Bosnia-Herzegovina feel their task is already complete having merely qualified for their first international finals, meaning the Dragons (the Zmajevi) can go out and play at Brazil 2014 without pressure. Bosnia won independence from the former Yugoslavia in 1992 and had come close twice previously to making the cut only to lose in the play-offs against Portugal for both the 2010 World Cup and Euro 2012. It was a close call again this time as Bosnia beat Lithuania 1-0 in their last match to finish level top on points with Greece in group G. A better goal difference of 24 to Greece's eight thanks to some heavy victories secured them direct qualification and sent the nation's ardent soccer fans into seventh heaven.
This offensive style of play mirrors the vision of their coach Safet Susic, a former international with Yugoslavia. "We always play like that (attacking). I wouldn't know how to set up one of these teams with seven defensive players in it waiting for the odd counter-attack. That's not football as I see it." Bosnia landed in a weak qualifying group as other than Greece, neither Slovakia, Lithuania, Latvia nor Liechtenstein gave them a real run and in fact they only conceded 6 goals during the qualifiers. Bosnia's dazzling strength is the power of its forwards. In Edin Dzeko they possess a veritable battering ram of a striker and it was not only the ten goals he got in qualifying but the manner with which he went after those goals that would strike fear into opposition defences.
Population: 3.8 million
Area: 51,209 km2
Federation: Bosnia-Herzegovina Football Federation founded in 1992 affiliated to FIFA in 1996 and to Uefa in 1998.
Registered players: 69,040
Team colours: All white
World Cup appearances: 1 (2014)
World Cup record: None
European Championships appearances 0
European Championships record: None
How they qualified: Won group G with 25pts ahead of Greece on 25pts, Slovakia 13, Lithuania 11, Latvia 8 and Liechstenstein 2, with 8 wins 1 draw, 1 defeat, 30 goals for and 6 against.

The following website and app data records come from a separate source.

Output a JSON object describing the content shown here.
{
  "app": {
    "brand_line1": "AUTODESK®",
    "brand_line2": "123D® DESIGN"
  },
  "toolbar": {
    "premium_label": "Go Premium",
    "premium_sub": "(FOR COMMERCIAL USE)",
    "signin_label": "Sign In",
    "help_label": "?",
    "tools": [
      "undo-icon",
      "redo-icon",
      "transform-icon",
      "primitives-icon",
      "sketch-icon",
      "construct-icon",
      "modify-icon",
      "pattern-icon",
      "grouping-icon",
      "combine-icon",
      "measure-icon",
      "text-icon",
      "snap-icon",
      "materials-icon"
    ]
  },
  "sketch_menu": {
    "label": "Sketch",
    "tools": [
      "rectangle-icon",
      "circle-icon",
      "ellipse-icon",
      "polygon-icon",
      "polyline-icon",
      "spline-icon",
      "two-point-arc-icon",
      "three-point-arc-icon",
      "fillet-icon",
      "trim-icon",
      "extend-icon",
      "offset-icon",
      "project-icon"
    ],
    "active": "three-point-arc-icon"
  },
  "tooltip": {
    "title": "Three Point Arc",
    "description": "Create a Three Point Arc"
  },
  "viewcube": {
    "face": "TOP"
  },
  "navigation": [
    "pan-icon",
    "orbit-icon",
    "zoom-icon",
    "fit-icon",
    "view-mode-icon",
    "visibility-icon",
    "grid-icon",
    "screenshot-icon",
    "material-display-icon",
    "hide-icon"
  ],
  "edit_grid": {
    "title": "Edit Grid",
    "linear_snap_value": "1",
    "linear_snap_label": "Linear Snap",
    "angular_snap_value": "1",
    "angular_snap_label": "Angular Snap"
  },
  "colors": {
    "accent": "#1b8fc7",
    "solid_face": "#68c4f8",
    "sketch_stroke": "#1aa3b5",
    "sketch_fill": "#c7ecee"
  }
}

Top clubs: Zeljeznicar Sarajevo, Borac Banja Luka, Celik Zenica.
Top players: Asmir Begovic, Emir Spahic, Miralem Pjanic, Edin Dzeko, Vedad Ibisevic.
Coach: Safet Susic (since March 2013).
Vedad Ibesevic also slammed home eight goals as Bosnia won eight of their ten games, drawing in Greece and losing at home to Slovakia. Bosnia's Stoke City 'keeper Asmir Begovic is well regarded as is the national captain Emir Spahic, 33, and who plays at Bayer Leverkusen. The deep lying playmaker is Miralem Pjanic, a 24-year-old who plies his trade at AS Roma. He is backed up by veteran of Bayern Munich Zvjezdan Misimovic, who now plays out in China however with Guizhou Renhe.
All this gives vague hope of national reconciliation to a country riven with ethnic tension, with battle scars still livid from the civil war featuring years of snipers stationed in the hills around Sarajevo. Roughly 40 percent of the population of Bosnia is Muslim, 30 percent Serb and 15 percent Croat, with the rest from other ethnic backgrounds. Most of the players in the national team are Muslims, with a sprinkling of the other two ethnicities, leading most Serbs and Croats to consider it a "Muslim" team. Hopefully that stance will soften thanks to this thrilling World Cup adventure.